Write out every line below that includes the word "text".

*** Opening of Given information ***

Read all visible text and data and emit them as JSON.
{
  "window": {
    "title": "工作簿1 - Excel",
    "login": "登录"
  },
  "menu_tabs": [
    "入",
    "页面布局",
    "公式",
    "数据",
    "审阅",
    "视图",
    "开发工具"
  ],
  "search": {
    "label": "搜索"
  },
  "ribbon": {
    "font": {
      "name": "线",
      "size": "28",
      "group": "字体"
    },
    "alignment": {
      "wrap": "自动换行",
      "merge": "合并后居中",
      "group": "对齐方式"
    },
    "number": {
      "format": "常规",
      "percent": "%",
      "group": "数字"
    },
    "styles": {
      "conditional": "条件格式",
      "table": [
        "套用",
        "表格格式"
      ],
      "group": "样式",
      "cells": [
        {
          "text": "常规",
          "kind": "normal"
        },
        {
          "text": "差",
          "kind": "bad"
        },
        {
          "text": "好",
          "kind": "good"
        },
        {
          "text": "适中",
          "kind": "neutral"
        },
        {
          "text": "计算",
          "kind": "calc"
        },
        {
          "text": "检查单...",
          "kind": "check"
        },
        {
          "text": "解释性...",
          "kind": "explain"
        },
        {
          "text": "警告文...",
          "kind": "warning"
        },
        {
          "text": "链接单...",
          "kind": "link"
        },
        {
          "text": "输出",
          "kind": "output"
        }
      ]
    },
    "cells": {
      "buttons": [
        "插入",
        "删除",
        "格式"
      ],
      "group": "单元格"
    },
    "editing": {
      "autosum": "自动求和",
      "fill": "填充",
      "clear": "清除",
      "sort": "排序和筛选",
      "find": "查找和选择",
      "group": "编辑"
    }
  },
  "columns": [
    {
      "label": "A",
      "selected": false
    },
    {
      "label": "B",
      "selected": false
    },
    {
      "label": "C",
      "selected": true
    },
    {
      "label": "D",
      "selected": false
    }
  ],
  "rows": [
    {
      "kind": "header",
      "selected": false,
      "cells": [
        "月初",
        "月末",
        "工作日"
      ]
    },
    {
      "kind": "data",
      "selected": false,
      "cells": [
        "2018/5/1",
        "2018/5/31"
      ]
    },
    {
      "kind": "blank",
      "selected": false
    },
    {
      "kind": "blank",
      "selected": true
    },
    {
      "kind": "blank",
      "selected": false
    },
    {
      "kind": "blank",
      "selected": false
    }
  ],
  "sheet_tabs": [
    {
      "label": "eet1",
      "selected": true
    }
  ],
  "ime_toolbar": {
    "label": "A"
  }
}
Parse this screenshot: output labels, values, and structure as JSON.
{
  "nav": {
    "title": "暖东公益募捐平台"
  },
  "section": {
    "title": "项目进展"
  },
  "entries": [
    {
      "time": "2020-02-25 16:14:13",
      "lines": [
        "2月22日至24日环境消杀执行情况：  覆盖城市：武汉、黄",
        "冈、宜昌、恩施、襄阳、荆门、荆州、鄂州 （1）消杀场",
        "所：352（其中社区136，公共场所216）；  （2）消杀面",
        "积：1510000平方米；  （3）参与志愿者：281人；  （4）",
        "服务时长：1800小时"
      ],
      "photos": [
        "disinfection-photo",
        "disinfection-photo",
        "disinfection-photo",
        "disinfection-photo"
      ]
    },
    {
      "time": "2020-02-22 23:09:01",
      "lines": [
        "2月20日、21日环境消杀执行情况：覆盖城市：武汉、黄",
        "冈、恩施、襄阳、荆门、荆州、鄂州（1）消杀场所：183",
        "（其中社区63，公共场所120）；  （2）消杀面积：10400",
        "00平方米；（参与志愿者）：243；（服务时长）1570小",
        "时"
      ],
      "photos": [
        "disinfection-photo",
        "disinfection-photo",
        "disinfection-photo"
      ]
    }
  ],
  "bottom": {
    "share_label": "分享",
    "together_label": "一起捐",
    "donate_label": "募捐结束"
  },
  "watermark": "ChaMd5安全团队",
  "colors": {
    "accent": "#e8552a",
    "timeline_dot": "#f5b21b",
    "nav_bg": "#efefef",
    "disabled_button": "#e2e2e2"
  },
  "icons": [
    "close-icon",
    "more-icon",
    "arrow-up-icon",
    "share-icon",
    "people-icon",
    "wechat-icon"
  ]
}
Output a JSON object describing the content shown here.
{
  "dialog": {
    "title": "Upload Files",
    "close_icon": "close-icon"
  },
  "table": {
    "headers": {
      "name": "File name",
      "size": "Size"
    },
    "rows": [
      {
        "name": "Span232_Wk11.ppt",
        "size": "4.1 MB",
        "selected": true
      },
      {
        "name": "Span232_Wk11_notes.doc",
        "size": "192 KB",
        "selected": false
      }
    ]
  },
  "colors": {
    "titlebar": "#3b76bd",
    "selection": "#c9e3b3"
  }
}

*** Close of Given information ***

Output of the task>
Read all visible text and data and emit them as JSON.
          "text": "常规",
          "text": "差",
          "text": "好",
          "text": "适中",
          "text": "计算",
          "text": "检查单...",
          "text": "解释性...",
          "text": "警告文...",
          "text": "链接单...",
          "text": "输出",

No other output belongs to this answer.